No relent to bashing
In keeping with the state media’s relentless and clumsy Mandela-bashing crusade, this week Herald political editor Joram Nyathi (yes Joram Nyathi) also put in his two cents worth.
“But if the white race insists on the deception that (Nelson) Rolihlahla Mandela is the moral compass for all African leaders because he allowed whites to keep their loot in South Africa and Africans to forever live in squalour and poverty, then we have a dream deferred and an ideal gone horribly wrong,” Nyathi snarled.
Surely would Mandela have been able to overturn the legacy of three centuries of racial inequality in a single five-year presidential term?
Even in Zimbabwe it took three decades just to run the economy into the ground, not build it.
Granted, the glaring inequality in South African society is a ticking time bomb which should be urgently addressed.
Surely the blame for the lethargy should be levelled at the current ANC leaders, and not Mandela. However, it seems the state media mandarins are crying more than the bereaved. Despite the so-called “squalour and poverty” South Africans are enduring, millions of Zimbabweans are still flocking there.
On the precipice
Meanwhile, Muckraker felt rather sorry for President Jacob Zuma having to endure the humiliation of booing by his own party followers. At least in South Africa audiences are allowed to boo!
Oh yes, and nobody in South Africa is prosecuted for expressing their opinions in the back of a taxi! Some commentators describe the events of last Tuesday as a tipping point for Zuma.
If he gets less than 60% in next year’s poll, he’s out.
Here at home Zanu PF has announced its intention to change the name of Victoria Falls. It will be given something more indigenous!

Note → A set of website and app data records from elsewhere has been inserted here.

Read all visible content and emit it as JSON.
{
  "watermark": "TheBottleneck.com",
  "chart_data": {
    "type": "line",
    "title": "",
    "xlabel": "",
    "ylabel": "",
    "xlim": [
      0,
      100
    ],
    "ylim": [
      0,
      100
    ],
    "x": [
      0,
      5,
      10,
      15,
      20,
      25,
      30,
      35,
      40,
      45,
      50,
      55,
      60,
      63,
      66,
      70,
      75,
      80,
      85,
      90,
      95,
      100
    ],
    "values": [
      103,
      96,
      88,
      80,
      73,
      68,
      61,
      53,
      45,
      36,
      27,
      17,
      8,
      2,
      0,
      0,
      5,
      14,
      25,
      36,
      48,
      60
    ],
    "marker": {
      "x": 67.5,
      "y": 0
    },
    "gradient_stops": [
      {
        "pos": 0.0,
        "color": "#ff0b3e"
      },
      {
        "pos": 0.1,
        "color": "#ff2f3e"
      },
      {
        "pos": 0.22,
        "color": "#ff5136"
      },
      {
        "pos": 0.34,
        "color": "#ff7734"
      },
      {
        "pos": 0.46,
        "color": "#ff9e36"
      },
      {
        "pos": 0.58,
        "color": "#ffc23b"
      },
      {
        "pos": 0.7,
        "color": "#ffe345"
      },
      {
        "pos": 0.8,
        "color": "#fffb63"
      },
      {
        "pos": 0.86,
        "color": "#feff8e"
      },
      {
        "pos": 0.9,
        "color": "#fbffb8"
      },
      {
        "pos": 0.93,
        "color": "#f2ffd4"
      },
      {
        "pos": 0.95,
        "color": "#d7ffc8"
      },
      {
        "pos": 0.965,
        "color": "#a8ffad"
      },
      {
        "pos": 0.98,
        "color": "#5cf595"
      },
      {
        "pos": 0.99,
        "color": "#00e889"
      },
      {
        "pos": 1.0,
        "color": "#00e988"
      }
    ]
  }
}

This is a gift to Zambia. They will quickly market the Falls as their own exclusive destination. In fact they are already claiming them as an extension of Livingstone.
The Zambians have no compunction about using colonial names. As Deng Xiaoping pointed out, it doesn’t matter what colour the cat is so long as it catches mice! And in any case Mosi-oa-Tunya is a Sotho/Tswana name flowing from the mfecane era. Before that the Tonga called them Shungu na Mutitima and the later Ndebele arrivals knew them as Amanzi athunqayo.
So let’s not allow Zanu PF demagogues get away with populist posturing to prop up their parochial political agenda.
Not holding breath
Finally, the Sunday Mail carried an interesting commentary on the Zanu PF conference in Chinhoyi which contained the following:
“Following the party’s victory in the elections,” it said, “a general lack of confidence has developed among Zimbabweans that Zanu PF is bound to fail.
“Some prophets of doom are already predicting an economic collapse of the same magnitude as the 2008 economic meltdown.”
So have no fear, the paper said. The conference has ushered in “a fresh vibe and it will not rest on its laurels”.
So if you believe that, that’s alright then.
Short and Sweet …
The famous seven
The Sunday Mail stated that the April 28 1966 raid by seven freedom fighters on Chinhoyi, “on unsuspecting and poorly armed freedom fighters”, was to lead to a gruelling 12-hour battle as the seven came “face to face with the might and brutality of the Rhodesian military”.
The Sunday Mail thinks we should all emulate the gallant seven on the economic front! Let’s hope they do a better job than the cabinet seven! The Sunday Mail claims the battle of Chinhoyi was the first such encounter between Zanla and Rhodesian forces but Zipra disputes this rewriting of history